App and web page records
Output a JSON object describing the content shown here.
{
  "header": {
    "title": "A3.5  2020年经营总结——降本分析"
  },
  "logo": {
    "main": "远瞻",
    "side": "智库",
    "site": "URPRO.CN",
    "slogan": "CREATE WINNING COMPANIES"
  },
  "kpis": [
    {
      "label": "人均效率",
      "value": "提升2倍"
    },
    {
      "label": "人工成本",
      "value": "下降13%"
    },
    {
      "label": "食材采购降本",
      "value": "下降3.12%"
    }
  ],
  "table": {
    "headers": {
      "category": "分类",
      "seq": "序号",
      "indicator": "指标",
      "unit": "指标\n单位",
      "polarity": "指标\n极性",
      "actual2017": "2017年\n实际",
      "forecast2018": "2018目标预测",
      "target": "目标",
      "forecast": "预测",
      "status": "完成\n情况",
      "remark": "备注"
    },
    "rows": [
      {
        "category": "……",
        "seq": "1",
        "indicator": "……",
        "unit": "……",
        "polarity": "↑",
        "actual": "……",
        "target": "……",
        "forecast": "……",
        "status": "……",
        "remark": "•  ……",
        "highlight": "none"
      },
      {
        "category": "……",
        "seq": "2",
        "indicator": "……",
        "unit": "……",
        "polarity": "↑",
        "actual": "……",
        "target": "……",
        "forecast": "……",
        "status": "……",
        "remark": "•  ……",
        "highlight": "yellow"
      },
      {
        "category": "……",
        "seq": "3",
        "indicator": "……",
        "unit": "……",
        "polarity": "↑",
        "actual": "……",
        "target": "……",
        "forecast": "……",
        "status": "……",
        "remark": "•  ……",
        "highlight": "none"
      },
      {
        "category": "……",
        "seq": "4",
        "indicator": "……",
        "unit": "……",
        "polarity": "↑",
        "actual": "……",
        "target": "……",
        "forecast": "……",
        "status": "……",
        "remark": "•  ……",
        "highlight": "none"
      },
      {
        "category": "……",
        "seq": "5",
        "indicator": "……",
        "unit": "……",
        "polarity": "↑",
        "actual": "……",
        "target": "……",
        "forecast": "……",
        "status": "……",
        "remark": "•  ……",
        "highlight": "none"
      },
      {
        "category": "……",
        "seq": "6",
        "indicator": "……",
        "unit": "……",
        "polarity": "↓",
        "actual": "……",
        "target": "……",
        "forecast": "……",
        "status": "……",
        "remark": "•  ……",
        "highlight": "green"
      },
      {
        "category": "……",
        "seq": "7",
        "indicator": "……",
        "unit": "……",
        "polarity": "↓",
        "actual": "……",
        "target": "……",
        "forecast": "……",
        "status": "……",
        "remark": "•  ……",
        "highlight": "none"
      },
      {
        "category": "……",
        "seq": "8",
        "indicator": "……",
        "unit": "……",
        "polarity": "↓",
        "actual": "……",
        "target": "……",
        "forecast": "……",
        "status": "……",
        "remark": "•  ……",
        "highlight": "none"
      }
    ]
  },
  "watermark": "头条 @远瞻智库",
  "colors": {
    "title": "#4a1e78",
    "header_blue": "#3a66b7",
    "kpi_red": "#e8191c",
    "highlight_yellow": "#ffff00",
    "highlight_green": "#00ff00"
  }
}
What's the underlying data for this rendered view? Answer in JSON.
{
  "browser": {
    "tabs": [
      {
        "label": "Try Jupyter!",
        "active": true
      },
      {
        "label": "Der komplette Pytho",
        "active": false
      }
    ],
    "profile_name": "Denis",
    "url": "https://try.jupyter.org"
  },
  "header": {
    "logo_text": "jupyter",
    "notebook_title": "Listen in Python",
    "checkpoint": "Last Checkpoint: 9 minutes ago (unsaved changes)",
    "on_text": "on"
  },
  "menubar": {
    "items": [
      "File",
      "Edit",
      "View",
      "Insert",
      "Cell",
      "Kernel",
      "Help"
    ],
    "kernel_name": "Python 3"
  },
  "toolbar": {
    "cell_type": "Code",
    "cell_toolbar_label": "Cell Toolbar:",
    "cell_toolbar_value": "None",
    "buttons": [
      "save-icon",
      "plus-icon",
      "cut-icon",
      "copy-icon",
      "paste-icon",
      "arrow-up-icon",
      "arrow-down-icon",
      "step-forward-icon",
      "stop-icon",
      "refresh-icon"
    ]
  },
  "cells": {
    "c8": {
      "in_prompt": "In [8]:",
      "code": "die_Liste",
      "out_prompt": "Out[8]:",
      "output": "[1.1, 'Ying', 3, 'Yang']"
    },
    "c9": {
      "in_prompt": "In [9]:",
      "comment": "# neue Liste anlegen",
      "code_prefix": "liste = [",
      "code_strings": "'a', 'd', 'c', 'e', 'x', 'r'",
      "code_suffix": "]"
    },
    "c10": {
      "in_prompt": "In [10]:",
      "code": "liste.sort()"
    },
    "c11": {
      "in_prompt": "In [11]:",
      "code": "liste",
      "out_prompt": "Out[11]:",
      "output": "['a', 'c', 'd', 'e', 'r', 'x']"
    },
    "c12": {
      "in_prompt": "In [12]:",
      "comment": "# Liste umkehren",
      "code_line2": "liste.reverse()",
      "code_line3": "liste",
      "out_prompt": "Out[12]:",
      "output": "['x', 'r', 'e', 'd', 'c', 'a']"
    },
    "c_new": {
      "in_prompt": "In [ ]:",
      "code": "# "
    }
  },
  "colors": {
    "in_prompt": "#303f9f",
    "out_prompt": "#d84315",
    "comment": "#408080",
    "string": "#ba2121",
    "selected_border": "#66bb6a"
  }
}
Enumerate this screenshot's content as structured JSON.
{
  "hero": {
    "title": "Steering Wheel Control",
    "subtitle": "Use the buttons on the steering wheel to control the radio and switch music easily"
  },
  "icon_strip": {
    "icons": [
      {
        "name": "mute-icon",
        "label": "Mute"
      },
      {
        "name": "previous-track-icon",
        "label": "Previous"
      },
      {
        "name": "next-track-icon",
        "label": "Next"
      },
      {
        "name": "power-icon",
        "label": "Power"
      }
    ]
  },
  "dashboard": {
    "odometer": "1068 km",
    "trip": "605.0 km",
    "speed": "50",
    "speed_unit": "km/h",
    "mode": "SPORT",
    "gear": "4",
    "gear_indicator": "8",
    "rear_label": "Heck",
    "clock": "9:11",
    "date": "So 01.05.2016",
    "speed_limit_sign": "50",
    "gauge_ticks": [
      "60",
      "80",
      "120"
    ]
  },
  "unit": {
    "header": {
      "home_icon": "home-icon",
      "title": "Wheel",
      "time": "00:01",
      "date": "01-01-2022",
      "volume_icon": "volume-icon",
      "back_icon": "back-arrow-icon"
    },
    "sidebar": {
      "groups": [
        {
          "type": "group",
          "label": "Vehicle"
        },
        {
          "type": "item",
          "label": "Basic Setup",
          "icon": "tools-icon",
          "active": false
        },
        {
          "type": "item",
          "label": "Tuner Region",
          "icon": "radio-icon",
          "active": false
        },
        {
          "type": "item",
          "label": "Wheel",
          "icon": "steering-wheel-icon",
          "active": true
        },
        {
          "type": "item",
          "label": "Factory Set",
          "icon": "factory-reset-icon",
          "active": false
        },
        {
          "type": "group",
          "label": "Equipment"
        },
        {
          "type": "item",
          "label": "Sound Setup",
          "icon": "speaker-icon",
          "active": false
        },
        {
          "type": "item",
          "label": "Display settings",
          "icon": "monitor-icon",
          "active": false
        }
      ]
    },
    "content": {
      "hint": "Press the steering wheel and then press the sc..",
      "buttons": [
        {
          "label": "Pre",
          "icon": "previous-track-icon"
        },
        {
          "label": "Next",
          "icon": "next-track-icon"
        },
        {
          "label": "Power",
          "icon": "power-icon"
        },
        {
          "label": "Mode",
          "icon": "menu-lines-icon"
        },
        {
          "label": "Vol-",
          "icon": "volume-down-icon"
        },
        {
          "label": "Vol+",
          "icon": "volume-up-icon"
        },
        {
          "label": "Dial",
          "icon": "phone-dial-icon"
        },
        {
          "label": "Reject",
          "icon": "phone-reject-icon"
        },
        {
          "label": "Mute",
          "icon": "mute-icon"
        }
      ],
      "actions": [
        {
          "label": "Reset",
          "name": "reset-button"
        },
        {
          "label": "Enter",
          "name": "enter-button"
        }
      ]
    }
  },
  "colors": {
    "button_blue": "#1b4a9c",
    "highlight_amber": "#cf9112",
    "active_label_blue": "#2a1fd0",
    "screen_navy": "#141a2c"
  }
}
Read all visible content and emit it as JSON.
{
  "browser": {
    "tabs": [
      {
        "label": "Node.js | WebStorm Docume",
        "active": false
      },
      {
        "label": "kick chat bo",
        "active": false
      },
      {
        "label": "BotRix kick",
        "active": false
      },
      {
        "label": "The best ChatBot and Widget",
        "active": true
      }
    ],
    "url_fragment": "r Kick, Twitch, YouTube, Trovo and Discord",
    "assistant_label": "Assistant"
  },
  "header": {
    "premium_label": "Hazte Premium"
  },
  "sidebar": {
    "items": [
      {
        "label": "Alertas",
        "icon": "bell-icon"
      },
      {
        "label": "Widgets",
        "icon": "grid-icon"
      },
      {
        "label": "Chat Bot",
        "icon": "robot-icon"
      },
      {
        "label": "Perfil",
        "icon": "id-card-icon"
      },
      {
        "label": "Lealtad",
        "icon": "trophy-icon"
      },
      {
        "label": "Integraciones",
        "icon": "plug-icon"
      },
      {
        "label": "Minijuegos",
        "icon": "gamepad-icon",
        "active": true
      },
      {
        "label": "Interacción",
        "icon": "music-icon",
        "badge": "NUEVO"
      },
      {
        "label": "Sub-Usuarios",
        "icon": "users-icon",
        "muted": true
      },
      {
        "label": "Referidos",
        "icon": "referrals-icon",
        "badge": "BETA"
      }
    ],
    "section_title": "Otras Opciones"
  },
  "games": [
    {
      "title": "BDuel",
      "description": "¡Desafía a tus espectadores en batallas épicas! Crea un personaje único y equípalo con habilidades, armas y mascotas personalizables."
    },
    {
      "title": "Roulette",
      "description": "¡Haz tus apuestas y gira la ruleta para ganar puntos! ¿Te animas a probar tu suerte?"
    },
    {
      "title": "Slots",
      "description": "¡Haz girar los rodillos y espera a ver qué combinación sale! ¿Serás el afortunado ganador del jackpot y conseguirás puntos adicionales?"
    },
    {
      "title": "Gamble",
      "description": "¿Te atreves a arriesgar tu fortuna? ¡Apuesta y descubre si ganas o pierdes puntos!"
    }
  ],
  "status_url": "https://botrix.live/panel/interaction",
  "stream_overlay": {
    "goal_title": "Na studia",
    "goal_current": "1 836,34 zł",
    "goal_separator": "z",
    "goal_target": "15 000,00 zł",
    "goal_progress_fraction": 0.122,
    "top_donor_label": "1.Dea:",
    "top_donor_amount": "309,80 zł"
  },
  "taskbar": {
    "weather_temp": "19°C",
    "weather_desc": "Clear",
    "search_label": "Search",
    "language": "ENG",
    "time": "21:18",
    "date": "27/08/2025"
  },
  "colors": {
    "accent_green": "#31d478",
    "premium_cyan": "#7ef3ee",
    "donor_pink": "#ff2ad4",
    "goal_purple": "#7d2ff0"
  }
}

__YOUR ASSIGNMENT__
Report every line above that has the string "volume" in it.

__RESPONSE TO THE EXERCISE__
      "volume_icon": "volume-icon",
          "icon": "volume-down-icon"
          "icon": "volume-up-icon"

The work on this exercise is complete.